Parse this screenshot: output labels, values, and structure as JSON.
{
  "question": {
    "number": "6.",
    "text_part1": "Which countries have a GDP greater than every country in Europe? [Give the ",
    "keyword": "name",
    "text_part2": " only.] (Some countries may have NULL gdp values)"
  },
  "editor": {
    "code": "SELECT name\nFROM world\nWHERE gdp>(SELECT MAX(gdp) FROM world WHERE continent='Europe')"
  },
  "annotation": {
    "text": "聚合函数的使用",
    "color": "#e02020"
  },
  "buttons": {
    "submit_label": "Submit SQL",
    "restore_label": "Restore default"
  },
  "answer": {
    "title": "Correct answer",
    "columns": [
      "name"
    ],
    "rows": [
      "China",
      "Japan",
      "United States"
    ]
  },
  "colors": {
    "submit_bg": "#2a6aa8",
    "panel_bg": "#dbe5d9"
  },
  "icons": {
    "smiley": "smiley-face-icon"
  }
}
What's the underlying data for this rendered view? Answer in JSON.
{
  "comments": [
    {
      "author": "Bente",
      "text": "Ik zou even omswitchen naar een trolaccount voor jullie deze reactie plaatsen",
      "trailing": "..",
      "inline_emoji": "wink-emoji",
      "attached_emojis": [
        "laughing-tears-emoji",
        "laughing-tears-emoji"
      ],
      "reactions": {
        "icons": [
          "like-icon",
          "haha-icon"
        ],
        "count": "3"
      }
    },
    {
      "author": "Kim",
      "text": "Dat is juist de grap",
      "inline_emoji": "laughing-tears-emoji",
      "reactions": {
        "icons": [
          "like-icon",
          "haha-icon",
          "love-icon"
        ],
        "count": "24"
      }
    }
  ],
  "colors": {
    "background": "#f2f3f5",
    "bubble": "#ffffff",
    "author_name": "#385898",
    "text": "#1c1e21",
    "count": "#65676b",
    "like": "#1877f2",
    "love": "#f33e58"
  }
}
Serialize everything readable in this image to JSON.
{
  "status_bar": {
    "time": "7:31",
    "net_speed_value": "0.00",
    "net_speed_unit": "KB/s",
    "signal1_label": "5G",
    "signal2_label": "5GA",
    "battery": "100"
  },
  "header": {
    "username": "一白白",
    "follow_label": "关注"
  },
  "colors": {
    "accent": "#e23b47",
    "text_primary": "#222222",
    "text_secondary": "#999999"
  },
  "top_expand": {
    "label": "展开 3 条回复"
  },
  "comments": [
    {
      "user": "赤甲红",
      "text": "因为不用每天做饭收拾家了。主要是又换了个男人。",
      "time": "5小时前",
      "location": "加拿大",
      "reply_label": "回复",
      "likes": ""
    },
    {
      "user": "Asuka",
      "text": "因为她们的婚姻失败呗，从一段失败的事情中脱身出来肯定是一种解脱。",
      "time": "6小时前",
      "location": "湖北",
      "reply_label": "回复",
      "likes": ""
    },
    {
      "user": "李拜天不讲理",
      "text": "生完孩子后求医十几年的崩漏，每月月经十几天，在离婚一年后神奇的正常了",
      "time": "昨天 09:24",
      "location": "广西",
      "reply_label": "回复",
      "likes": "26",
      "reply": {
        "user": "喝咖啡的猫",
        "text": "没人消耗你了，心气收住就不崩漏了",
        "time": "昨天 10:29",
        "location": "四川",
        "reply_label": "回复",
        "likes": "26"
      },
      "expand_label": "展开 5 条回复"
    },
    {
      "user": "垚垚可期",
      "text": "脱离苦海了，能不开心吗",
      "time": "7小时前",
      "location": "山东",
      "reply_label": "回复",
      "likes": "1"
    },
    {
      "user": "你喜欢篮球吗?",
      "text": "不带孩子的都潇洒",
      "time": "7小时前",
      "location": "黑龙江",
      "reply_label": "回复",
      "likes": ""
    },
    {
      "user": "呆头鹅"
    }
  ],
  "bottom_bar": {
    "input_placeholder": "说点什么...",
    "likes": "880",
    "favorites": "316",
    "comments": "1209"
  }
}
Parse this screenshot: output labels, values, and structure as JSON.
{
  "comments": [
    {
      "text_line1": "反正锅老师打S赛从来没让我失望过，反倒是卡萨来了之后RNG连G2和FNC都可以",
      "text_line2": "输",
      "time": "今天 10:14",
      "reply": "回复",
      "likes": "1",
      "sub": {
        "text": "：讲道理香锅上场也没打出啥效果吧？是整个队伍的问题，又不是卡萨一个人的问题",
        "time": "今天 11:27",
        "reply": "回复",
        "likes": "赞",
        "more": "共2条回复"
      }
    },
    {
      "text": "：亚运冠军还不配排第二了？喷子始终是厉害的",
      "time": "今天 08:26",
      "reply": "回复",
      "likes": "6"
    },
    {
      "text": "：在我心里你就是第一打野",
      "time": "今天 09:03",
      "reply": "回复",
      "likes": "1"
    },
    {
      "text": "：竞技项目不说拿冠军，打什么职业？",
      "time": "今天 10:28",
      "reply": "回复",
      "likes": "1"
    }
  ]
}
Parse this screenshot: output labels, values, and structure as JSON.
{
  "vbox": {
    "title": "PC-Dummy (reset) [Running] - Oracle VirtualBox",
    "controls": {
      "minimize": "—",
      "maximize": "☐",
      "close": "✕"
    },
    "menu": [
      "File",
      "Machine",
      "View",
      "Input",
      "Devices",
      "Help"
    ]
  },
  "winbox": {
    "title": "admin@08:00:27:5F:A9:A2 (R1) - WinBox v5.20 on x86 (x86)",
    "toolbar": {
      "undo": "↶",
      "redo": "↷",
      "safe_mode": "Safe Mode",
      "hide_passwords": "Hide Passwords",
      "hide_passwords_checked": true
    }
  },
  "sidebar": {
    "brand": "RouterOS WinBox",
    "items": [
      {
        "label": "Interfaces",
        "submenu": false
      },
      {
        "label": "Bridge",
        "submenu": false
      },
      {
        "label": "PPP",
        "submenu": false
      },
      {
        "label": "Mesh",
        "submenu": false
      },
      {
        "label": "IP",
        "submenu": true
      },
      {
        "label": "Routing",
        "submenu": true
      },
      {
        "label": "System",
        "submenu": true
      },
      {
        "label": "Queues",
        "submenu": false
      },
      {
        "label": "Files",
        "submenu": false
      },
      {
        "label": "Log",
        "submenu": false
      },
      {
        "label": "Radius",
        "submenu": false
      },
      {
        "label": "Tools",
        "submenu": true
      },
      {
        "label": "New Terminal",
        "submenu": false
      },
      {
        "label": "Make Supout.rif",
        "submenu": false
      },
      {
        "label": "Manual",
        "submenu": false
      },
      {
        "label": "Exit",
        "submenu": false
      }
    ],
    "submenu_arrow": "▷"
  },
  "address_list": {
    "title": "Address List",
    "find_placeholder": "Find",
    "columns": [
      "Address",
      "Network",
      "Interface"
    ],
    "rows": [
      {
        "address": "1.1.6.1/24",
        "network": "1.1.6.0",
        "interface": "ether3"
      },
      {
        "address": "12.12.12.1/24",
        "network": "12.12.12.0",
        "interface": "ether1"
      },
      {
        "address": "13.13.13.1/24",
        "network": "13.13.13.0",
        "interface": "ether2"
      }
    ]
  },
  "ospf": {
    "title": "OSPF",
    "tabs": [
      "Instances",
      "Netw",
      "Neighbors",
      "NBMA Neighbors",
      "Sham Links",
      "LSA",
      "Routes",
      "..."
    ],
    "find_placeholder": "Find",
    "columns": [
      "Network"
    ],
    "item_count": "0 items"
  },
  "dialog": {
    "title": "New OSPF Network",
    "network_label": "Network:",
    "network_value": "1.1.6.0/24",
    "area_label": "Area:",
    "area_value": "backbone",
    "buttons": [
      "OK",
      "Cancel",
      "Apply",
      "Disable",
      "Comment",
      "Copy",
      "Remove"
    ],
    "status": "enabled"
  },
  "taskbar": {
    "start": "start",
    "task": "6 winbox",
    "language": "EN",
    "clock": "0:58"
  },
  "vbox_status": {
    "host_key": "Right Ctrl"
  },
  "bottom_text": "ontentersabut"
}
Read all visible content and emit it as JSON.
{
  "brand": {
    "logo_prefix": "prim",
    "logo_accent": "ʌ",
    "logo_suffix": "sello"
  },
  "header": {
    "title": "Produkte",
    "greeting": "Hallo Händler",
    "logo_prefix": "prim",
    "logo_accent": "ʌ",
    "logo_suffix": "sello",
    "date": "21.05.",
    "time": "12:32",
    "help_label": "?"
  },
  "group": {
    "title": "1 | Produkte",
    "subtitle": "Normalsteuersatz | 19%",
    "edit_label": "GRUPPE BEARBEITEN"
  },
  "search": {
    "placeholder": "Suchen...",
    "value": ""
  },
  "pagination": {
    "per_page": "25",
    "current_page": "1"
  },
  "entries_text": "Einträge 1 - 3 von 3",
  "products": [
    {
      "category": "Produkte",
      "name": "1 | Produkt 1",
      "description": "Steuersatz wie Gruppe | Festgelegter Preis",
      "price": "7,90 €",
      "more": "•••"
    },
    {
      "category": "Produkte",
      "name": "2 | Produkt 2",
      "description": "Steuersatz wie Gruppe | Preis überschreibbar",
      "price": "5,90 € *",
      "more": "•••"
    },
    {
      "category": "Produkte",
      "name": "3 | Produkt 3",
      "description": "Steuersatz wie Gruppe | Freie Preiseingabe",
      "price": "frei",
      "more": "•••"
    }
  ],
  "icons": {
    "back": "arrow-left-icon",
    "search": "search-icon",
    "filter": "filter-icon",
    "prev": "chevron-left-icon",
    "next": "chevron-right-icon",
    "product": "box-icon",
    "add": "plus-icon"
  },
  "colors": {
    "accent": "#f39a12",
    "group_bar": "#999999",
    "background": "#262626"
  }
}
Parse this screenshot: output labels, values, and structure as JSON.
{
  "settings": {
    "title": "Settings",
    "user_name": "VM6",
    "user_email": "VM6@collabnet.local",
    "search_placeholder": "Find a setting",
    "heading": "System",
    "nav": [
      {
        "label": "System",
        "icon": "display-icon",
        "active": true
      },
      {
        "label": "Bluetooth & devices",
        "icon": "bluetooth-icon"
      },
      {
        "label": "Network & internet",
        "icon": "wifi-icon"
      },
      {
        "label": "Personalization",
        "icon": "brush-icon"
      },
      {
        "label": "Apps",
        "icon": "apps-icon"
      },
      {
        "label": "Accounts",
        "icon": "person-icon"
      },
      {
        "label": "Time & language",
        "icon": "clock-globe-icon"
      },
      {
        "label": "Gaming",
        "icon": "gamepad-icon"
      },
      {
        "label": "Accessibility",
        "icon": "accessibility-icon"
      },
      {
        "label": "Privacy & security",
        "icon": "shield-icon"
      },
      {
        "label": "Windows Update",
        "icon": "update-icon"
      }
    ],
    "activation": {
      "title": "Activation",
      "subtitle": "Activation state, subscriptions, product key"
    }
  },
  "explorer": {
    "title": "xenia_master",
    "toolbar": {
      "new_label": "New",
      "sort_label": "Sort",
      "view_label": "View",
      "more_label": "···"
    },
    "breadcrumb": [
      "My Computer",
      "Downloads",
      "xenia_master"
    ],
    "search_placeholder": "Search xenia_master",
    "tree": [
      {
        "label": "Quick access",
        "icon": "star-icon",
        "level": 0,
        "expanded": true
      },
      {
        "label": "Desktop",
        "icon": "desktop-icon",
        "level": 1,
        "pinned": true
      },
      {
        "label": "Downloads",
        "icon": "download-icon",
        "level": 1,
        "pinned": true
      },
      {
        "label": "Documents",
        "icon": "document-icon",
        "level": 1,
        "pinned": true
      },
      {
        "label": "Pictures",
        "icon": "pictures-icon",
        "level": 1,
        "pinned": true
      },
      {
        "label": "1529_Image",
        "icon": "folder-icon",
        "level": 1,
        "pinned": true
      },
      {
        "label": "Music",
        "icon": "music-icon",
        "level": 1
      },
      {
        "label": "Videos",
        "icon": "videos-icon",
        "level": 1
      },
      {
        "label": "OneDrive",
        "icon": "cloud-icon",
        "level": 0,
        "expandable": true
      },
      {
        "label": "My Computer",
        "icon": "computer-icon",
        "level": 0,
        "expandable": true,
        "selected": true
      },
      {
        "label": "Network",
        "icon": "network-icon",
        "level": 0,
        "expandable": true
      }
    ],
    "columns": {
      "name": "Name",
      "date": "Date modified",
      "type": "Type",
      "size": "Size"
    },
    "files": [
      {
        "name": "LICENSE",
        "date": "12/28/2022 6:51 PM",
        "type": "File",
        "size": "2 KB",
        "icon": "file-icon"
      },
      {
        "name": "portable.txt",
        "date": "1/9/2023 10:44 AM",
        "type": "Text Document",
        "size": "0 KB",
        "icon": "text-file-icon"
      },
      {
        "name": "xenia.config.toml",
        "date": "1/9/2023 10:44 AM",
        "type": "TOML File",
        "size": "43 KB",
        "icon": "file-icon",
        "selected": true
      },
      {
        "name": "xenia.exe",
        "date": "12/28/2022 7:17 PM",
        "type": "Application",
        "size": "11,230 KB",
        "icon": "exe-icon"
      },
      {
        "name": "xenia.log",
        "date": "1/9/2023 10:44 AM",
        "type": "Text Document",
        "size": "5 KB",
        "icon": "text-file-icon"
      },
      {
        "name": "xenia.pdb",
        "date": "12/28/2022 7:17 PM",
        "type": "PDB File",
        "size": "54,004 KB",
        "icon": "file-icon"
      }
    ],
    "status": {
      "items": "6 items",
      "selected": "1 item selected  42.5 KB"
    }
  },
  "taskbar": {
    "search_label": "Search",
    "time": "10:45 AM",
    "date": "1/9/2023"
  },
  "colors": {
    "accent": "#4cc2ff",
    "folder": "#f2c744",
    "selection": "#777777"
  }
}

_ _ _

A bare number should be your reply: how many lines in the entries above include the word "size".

7